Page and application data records
────────────────────

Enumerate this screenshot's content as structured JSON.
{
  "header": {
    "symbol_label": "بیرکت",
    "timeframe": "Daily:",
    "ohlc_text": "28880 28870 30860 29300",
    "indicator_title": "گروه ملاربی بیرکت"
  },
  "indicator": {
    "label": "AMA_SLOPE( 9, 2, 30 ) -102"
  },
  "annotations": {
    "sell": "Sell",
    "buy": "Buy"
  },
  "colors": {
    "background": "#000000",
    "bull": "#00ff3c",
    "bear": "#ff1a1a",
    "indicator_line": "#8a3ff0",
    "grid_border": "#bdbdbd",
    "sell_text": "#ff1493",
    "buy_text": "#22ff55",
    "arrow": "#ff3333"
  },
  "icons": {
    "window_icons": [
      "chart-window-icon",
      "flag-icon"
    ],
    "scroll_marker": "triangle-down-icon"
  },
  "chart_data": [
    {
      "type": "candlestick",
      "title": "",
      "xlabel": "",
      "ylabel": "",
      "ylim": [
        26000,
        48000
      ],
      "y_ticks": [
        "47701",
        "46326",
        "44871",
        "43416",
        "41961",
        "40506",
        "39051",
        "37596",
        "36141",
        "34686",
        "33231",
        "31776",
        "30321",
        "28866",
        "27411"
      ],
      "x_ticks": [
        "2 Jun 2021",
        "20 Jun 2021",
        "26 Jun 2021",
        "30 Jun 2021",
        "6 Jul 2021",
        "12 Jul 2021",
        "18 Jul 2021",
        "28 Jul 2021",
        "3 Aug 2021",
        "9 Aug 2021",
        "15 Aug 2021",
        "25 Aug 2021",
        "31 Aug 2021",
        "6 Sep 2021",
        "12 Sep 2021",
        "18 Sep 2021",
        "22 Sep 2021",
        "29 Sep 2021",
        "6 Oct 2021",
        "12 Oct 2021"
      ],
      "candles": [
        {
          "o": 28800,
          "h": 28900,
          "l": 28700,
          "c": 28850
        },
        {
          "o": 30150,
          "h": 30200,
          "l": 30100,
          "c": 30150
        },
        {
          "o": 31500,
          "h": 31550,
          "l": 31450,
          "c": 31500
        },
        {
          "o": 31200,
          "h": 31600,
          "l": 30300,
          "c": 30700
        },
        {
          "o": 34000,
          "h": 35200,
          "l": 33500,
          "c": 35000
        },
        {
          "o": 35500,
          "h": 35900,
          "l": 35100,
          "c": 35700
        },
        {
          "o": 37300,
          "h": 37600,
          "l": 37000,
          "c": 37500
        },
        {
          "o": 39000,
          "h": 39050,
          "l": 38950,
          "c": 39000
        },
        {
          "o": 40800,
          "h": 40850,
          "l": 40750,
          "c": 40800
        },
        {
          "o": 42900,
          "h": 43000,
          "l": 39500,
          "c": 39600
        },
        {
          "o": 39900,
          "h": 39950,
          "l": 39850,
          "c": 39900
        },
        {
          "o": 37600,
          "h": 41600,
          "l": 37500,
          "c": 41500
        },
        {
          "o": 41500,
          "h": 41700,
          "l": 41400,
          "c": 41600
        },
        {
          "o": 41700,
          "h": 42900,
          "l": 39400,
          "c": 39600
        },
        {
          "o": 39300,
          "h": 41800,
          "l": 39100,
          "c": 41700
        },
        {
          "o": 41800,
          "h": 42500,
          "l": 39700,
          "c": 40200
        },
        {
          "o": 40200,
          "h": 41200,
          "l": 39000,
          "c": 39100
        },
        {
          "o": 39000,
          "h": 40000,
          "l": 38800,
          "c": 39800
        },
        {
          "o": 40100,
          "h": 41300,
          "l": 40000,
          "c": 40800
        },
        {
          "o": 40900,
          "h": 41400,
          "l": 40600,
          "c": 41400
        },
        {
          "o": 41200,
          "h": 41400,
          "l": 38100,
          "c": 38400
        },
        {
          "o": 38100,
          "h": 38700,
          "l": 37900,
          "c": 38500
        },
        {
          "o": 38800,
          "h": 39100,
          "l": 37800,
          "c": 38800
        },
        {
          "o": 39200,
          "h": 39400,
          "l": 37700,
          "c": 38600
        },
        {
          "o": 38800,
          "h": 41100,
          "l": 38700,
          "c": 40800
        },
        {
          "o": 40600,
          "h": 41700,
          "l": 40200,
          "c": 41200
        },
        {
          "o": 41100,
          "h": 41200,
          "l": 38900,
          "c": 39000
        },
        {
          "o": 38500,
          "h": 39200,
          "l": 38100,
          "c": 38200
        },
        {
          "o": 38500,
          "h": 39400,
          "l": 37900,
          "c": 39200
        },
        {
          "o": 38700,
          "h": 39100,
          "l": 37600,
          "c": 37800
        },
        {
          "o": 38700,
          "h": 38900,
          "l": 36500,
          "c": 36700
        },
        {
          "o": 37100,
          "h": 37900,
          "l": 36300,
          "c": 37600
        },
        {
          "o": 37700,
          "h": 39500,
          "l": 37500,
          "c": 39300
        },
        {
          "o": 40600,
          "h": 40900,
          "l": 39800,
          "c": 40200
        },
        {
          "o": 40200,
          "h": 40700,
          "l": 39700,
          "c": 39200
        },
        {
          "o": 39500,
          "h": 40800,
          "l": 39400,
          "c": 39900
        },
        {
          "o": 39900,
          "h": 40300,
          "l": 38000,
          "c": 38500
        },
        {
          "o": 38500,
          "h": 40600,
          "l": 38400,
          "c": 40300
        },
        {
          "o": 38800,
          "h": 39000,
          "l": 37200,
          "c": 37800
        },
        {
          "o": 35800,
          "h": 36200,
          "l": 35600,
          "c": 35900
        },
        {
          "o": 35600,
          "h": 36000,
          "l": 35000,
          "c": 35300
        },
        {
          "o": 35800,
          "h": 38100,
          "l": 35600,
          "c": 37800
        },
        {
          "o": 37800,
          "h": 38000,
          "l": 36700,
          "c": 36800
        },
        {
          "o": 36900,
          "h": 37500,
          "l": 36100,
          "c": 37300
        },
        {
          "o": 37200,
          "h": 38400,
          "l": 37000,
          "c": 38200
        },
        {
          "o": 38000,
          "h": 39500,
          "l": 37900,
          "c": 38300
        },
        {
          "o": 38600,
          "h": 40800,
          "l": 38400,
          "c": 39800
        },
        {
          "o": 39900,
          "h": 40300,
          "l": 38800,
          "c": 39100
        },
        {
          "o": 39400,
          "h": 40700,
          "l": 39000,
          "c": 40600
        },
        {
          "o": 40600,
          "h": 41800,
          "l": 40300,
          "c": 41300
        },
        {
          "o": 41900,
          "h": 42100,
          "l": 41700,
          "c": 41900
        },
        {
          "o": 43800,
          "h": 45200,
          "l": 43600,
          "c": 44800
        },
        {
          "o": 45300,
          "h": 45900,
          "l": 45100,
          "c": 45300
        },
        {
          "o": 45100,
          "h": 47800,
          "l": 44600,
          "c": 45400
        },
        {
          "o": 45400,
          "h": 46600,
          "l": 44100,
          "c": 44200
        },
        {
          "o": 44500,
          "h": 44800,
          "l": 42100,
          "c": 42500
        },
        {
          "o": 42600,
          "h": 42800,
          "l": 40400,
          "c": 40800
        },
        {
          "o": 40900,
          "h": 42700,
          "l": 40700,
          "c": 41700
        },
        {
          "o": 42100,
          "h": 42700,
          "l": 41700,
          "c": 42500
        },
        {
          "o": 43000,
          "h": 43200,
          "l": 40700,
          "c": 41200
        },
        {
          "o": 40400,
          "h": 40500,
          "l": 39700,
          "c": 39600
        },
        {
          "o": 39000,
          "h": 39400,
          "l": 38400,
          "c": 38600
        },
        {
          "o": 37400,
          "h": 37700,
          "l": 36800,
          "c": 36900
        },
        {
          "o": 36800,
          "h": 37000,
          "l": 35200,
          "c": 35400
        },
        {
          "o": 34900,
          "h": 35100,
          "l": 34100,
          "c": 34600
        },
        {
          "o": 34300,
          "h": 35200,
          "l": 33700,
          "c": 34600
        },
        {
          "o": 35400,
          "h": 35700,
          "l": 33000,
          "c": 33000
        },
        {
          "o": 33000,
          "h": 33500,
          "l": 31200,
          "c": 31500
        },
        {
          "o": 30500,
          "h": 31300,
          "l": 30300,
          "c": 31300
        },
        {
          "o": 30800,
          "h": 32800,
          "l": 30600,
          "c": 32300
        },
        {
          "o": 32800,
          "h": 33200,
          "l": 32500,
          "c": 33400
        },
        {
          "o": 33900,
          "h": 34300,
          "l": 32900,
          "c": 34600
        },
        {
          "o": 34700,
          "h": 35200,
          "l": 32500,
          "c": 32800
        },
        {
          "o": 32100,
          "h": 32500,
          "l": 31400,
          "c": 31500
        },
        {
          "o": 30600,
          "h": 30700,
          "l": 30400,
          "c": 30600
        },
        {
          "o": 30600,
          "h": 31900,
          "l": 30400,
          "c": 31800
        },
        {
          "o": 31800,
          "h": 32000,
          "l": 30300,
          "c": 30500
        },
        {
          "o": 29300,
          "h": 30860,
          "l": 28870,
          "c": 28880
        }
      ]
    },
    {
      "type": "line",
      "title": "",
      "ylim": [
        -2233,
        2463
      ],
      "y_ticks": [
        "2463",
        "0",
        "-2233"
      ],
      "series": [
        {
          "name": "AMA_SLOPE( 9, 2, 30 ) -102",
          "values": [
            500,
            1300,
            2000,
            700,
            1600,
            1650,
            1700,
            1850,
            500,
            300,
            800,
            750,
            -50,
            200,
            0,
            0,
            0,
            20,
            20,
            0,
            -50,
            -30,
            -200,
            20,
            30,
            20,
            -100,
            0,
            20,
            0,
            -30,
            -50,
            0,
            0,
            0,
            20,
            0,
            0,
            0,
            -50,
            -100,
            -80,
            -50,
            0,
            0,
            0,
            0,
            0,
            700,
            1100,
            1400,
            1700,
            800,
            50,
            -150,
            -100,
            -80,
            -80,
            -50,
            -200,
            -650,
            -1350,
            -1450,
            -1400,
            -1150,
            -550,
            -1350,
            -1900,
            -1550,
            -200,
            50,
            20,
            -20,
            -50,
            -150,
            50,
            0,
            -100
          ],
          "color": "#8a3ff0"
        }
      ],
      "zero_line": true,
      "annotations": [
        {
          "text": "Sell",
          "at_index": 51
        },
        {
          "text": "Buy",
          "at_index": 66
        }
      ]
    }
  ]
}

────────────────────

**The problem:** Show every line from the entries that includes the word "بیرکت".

**Exercise solution:**
    "symbol_label": "بیرکت",
    "indicator_title": "گروه ملاربی بیرکت"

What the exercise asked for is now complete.